Every record must come back exactly as given.

** Opening The input block **

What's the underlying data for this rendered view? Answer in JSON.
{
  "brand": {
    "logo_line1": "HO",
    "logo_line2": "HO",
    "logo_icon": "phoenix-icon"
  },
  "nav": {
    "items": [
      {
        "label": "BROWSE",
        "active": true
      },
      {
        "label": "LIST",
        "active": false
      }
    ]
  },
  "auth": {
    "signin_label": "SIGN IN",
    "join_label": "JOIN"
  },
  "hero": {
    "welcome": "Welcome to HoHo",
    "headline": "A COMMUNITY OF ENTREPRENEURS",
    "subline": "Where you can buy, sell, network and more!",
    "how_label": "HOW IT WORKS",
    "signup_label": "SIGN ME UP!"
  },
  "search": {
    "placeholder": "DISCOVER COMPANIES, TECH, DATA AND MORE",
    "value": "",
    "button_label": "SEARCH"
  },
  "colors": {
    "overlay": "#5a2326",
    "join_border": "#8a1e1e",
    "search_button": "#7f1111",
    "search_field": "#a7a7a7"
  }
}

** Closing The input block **

Solution
What's the underlying data for this rendered view? Answer in JSON.
{
  "brand": {
    "logo_line1": "HO",
    "logo_line2": "HO",
    "logo_icon": "phoenix-icon"
  },
  "nav": {
    "items": [
      {
        "label": "BROWSE",
        "active": true
      },
      {
        "label": "LIST",
        "active": false
      }
    ]
  },
  "auth": {
    "signin_label": "SIGN IN",
    "join_label": "JOIN"
  },
  "hero": {
    "welcome": "Welcome to HoHo",
    "headline": "A COMMUNITY OF ENTREPRENEURS",
    "subline": "Where you can buy, sell, network and more!",
    "how_label": "HOW IT WORKS",
    "signup_label": "SIGN ME UP!"
  },
  "search": {
    "placeholder": "DISCOVER COMPANIES, TECH, DATA AND MORE",
    "value": "",
    "button_label": "SEARCH"
  },
  "colors": {
    "overlay": "#5a2326",
    "join_border": "#8a1e1e",
    "search_button": "#7f1111",
    "search_field": "#a7a7a7"
  }
}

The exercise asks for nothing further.